The latest polling by ICM for The Guardian found that a substantial majority - 58% to 31% - would still vote 'no' to Britain joining the euro if they were asked now.

Public opinion shifting

That is a narrower anti-euro vote than a month ago, and a lot less than a year ago, when 71% were against joining and only 18% were in favour.

Tony Blair has been widely accused of excessive timidity in delaying the real political argument over the euro.

But look at those shifts in public opinion.

Even minus a bold political campaign by the Government, his delaying tactics are starting to look wily, if hardly heroic.

Labour announced its five economic tests shortly after the 1997 election.

Their guardian then and now is the chancellor, Gordon Brown.

Hefty amount of hunch
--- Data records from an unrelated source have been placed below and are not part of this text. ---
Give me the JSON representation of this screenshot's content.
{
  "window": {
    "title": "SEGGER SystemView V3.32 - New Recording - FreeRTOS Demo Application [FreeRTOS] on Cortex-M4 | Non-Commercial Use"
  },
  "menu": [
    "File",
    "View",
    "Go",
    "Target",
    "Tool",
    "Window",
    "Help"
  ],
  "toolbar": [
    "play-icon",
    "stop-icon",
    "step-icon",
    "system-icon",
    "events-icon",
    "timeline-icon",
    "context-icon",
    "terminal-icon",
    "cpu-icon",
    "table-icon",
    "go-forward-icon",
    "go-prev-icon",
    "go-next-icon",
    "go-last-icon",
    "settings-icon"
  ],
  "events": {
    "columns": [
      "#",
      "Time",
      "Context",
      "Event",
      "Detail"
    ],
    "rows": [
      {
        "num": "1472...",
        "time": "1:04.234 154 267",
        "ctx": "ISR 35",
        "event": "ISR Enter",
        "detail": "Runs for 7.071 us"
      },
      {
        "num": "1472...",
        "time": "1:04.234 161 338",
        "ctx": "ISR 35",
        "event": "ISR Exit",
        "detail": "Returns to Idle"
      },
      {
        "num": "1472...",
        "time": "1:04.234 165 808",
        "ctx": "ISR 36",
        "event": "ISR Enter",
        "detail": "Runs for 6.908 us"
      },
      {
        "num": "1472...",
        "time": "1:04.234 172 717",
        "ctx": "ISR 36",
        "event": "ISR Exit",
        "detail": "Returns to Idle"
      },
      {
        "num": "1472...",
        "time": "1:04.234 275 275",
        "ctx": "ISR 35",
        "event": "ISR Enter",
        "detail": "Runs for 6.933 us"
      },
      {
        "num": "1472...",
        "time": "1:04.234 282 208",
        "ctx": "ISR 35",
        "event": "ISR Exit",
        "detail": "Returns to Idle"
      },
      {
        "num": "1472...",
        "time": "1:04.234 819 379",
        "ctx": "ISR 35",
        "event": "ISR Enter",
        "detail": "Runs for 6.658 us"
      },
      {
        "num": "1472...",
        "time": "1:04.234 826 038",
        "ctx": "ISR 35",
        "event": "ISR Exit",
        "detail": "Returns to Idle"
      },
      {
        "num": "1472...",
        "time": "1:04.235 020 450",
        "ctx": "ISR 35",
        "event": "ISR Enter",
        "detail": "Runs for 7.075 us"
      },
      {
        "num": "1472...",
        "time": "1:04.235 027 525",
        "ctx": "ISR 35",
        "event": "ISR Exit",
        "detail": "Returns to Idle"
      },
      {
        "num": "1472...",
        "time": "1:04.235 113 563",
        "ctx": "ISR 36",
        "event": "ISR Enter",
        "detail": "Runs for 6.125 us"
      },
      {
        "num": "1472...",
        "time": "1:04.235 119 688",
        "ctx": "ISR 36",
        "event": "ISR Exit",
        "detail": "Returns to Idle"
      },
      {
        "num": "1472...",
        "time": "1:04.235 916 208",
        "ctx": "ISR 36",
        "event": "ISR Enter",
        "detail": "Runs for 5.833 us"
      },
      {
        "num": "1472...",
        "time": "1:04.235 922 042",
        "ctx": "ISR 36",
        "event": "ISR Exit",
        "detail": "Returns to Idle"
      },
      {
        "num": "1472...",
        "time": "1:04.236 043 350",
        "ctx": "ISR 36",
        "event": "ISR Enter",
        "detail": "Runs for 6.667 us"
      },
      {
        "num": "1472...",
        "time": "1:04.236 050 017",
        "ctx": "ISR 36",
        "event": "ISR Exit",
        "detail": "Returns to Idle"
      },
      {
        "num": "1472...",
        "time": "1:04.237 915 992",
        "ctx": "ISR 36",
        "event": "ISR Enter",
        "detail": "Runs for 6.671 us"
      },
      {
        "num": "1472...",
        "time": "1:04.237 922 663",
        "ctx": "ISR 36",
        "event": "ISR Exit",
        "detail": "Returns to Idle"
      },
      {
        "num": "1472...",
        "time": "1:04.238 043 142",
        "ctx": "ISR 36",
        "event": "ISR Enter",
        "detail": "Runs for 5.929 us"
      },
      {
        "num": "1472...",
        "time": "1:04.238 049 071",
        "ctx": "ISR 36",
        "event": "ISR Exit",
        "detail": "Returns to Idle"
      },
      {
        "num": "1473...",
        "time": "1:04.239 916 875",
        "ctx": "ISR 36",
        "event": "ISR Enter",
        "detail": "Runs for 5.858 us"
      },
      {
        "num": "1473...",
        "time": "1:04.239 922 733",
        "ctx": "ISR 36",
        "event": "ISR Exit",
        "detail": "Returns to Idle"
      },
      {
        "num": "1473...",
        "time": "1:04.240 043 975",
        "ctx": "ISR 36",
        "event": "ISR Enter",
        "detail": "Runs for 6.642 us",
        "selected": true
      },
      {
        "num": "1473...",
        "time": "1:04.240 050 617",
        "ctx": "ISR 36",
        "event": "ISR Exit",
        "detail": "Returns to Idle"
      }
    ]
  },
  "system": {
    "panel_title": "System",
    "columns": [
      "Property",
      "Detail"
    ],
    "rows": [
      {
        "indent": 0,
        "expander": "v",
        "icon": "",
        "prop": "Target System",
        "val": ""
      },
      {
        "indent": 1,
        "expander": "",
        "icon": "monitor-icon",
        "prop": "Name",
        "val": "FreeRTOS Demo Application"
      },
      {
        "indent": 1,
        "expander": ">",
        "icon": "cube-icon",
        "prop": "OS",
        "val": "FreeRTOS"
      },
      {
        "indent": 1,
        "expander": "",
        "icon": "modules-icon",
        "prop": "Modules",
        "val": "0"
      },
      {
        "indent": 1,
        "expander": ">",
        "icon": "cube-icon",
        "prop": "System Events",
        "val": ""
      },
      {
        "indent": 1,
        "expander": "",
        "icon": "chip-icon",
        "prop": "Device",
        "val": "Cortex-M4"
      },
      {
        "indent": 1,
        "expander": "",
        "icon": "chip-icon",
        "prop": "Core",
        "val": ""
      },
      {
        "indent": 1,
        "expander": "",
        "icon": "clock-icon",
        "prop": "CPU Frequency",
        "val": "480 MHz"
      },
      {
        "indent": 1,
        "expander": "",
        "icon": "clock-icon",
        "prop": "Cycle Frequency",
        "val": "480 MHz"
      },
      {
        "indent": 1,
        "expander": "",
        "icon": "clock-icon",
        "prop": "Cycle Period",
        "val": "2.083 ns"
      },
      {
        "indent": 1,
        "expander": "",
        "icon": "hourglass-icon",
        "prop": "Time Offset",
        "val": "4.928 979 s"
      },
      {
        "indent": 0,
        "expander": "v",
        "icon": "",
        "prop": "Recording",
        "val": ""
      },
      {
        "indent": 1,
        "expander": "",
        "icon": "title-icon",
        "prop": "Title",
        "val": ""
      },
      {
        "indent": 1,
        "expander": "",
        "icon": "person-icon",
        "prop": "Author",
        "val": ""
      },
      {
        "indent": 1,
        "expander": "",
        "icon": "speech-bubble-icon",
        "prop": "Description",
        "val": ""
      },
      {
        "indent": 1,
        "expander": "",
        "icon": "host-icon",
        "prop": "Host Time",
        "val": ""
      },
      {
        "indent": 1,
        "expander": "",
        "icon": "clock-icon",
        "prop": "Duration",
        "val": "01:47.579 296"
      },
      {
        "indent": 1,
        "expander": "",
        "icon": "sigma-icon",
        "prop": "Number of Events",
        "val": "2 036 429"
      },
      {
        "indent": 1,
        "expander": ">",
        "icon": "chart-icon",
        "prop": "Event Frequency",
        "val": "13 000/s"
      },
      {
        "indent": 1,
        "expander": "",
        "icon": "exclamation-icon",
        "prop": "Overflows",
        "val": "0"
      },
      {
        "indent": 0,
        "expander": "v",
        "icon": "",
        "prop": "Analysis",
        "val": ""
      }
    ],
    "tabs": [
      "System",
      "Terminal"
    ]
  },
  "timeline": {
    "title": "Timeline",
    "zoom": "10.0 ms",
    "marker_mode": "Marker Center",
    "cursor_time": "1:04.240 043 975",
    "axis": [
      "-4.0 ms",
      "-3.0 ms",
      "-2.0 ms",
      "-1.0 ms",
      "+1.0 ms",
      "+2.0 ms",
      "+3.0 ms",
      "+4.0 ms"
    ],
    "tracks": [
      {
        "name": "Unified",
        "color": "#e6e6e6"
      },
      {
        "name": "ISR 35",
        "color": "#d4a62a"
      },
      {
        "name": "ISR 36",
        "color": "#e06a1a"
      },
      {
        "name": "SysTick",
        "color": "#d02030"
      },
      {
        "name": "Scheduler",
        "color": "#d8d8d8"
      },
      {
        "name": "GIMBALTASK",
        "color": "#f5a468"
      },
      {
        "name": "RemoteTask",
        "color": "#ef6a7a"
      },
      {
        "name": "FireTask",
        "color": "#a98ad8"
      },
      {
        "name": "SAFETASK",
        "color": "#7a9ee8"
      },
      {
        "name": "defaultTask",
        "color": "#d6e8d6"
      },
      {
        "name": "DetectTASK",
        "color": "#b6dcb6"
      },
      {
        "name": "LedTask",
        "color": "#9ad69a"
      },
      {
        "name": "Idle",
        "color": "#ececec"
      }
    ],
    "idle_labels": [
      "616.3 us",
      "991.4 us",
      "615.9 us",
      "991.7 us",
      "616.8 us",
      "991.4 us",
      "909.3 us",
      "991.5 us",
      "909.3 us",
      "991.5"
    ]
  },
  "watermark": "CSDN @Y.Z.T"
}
Labour's position was that there was no political or constitutional barrier to joining; but the five tests must be met.

Mr Brown, of course, is less enthusiastic about the new currency than is the Prime Minister and his tests are not as scientific as they may seem.

They include a hefty amount of hunch.

So the chancellor wields enormous personal power over the timing of the referendum. Yet Mr Blair has promised that the tests will be applied by half way through this parliament; so neither of them can delay indefinitely.

What we are seeing now, as the euro arrives, is a steady push by pro-euro ministers to create a climate of expectation which makes it ever harder for Mr Brown to block his colleague's desire for a referendum.

Euro isn't inevitable

The Tories, more unitedly hostile to the single currency than ever before, now need above all to shift a growing public sense that the euro is somehow inevitable.

That same ICM poll showed a dramatic change in the number of people who thought Britain would be in the eurozone within a decade - up from 31% a year ago to double that, 62%, now.

If Labour wants to push this to a real vote in the coming year, or more likely in spring 2003, it has to answer the constitutional fears of the millions who fear that the euro means EU-wide taxation and the effective end of the nation state.

That argument is wide open and arouses intense passions, perhaps deeper passions than any other issue in public life.

Because of that, the euro is not inevitable.

In the end, despite the move in opinion, it will be accepted or rejected because one side loses and the other wins a profound national argument about who we are and where our future lies.

Adapted from bbc.co.uk: Wednesday, 19 December 2001



E-mail Steve Margetts